The article examines the effect of meritocratic recruitment and tenure protection in public bureaucracies on regulatory quality and business entry rates in a global sample. Utilizing a cross-country measure on the extent of meritocratic entry to bureaucracy and a time-series indicator of tenure protection, it subjects theoretical claims that these features improve the epistemic qualities of bureaucracies and also serve as a credible commitment device to empirical test. We find that, conditional on a number of economic, political, and legal factors, countries where bureaucracies are more insulated from day-to-day oversight by individual politicians through the institutional features under consideration tend to have both better regulation, specifically business regulation, and higher rates of business entry. Our findings suggest that bureaucratic structure has an indirect effect on entrepreneurship rates through better regulatory quality, but also exert a direct independent effect.
Korea is a developed OECD country and a young democracy with a relatively effective governance structure. It is often described as a very successful case of state-led economic development and praised for the successful transition from an authoritarian “developmental state” to a consolidated democracy since the 1980s. The Asian financial crisis that hit Korea in 1997 and the election of the first president coming from the opposition in the same year have been another critical juncture.

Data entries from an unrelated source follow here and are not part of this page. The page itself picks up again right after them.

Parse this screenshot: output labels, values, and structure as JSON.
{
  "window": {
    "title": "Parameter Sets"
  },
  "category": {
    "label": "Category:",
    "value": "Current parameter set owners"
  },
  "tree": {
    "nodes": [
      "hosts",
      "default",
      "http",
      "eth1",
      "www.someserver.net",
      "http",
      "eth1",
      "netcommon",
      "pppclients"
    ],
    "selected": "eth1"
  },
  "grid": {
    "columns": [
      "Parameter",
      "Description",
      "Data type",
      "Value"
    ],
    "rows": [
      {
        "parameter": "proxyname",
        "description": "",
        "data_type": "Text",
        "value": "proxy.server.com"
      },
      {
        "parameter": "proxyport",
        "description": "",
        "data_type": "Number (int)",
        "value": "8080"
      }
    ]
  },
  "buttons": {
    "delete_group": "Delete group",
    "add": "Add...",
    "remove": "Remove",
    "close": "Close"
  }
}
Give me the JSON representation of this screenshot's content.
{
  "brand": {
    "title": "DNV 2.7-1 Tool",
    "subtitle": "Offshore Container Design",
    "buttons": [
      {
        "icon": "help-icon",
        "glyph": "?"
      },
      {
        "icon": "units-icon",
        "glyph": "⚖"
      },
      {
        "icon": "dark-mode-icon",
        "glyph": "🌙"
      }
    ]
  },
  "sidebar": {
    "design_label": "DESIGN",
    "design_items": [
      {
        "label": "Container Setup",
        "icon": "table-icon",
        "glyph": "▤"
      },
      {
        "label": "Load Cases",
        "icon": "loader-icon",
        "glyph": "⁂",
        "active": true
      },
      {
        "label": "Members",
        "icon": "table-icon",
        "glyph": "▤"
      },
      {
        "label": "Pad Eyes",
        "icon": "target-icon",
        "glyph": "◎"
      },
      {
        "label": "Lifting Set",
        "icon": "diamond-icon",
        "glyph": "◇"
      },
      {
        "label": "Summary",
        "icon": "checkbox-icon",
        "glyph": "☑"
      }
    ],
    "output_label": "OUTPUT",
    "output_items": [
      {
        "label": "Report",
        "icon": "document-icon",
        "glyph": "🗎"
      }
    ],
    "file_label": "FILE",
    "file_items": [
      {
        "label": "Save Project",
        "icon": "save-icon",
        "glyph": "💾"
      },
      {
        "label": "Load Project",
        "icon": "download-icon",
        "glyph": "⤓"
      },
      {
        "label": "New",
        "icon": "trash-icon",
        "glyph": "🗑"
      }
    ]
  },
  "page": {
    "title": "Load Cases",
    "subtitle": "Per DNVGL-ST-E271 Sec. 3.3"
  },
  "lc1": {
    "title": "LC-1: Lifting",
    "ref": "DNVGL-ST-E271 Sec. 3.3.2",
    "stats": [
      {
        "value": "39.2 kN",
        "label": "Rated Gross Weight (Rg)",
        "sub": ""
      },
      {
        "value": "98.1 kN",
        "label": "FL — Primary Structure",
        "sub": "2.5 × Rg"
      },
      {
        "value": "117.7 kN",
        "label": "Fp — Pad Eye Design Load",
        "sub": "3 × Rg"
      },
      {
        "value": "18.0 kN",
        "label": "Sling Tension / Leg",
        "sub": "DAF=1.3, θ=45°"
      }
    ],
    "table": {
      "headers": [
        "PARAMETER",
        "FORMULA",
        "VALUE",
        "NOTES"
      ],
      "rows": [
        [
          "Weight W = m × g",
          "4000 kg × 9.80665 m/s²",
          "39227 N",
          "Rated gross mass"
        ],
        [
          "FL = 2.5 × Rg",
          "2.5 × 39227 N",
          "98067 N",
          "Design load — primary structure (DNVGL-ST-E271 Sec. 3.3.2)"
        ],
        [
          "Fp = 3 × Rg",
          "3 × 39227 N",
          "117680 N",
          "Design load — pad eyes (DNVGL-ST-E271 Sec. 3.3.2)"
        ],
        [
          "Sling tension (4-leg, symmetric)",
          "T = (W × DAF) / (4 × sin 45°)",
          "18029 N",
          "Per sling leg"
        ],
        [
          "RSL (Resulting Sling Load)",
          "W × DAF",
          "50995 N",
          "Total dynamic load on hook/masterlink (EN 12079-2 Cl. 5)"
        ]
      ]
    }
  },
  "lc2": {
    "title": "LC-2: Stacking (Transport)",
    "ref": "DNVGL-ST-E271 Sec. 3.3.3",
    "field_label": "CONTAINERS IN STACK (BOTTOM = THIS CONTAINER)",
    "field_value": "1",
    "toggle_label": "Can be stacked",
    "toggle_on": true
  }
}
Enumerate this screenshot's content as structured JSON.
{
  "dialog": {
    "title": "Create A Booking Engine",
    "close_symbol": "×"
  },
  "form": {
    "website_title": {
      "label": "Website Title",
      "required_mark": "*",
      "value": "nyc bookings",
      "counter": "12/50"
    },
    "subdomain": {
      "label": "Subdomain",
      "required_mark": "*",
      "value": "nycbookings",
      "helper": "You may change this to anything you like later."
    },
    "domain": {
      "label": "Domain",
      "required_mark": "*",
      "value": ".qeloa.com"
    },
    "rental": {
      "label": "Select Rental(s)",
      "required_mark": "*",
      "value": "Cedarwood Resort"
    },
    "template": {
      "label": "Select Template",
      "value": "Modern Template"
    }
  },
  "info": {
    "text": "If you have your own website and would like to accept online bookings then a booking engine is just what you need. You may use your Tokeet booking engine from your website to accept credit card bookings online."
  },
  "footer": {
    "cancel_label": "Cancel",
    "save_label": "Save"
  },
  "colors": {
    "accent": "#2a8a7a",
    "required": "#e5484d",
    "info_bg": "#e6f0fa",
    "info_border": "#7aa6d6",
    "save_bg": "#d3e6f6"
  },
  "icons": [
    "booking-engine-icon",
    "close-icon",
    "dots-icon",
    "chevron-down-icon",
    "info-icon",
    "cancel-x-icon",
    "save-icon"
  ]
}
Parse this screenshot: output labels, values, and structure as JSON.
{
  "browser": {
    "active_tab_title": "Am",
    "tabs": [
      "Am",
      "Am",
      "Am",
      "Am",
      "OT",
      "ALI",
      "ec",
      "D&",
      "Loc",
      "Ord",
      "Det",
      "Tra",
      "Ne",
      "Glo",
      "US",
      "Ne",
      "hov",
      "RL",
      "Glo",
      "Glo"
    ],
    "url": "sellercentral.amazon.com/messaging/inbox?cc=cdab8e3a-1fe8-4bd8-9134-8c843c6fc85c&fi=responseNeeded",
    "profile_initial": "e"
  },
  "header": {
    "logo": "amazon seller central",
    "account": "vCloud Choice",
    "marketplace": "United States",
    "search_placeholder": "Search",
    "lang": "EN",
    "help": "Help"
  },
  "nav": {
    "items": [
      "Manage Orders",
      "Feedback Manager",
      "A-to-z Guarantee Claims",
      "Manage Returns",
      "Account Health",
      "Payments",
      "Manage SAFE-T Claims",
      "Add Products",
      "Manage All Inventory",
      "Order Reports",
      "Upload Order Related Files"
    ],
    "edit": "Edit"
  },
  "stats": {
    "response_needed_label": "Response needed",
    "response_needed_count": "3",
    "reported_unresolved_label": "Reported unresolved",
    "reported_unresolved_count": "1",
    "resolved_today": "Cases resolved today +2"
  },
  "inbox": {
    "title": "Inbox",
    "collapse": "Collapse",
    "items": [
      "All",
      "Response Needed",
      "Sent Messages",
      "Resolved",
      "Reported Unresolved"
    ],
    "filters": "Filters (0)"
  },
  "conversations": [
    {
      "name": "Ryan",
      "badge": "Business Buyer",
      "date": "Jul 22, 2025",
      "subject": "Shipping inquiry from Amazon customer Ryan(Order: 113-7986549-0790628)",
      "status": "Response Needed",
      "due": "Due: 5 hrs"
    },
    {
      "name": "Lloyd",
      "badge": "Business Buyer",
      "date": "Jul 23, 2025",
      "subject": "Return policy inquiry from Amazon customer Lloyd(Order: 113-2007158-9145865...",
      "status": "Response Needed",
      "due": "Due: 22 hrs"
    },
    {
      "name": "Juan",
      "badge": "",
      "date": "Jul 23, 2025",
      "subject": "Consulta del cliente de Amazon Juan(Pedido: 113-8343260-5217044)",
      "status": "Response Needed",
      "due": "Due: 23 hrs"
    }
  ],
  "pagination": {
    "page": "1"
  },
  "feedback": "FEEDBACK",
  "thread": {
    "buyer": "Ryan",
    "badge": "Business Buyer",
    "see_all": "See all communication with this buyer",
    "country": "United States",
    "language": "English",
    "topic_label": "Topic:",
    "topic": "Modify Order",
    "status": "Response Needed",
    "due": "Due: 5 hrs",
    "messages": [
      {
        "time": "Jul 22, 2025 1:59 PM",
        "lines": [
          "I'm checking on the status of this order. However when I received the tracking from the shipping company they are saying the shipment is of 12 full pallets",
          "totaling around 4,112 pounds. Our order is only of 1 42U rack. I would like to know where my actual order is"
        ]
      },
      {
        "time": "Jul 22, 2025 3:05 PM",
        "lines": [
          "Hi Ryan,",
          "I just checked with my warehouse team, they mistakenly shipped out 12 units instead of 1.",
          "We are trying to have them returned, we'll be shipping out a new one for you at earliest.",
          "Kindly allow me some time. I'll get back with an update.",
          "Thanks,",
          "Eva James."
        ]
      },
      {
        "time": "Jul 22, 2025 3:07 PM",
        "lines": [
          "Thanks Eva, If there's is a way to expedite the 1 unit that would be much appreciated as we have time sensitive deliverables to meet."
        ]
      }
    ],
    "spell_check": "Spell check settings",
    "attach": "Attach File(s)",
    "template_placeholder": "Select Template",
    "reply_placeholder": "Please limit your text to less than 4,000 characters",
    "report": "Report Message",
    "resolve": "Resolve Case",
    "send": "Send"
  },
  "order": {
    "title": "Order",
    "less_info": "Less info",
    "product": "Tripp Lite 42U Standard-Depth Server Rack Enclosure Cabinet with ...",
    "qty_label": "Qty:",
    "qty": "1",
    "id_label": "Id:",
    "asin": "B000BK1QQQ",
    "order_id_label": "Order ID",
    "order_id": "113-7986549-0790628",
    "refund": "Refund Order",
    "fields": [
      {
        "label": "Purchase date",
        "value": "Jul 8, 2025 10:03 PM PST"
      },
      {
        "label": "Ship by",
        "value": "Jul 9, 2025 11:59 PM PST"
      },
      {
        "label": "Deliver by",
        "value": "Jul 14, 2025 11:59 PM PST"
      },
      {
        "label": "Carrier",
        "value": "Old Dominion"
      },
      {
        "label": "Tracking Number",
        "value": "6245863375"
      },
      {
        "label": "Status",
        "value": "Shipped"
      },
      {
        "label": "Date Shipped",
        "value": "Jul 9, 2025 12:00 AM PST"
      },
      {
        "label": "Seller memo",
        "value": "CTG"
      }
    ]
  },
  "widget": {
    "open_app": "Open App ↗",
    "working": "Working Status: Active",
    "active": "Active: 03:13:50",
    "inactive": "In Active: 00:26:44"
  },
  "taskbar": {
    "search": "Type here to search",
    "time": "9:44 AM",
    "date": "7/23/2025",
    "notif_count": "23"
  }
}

Since then substantial institutional reforms have consolidated democracy, strengthened civil rights and improved the quality of governance. The country has a well-trained, meritocratic bureaucracy and a largely independent judiciary. Despite the substantial improvements in transparency, democratic accountability and prevention of corruption, many problems remain. Democratic behavior is still not deeply rooted in Korean society and is often undermined by entrenched hierarchical and authoritarian thinking. Korean society is divided into competing networks in which personal trust derives from regional origin and high school/university networks. These personal networks are grouped around powerful individuals and compete for influence, power, jobs and public resources. Democratic changes in governments have ensured that not a single group was able to completely monopolize power, but the competition of networks has prevented the emergence of a universalistic attitude oriented towards the common good. In sum, the distribution of resources is on the border between competitive particularism and ethical universalism with a general positive tendency since the beginning of democratization.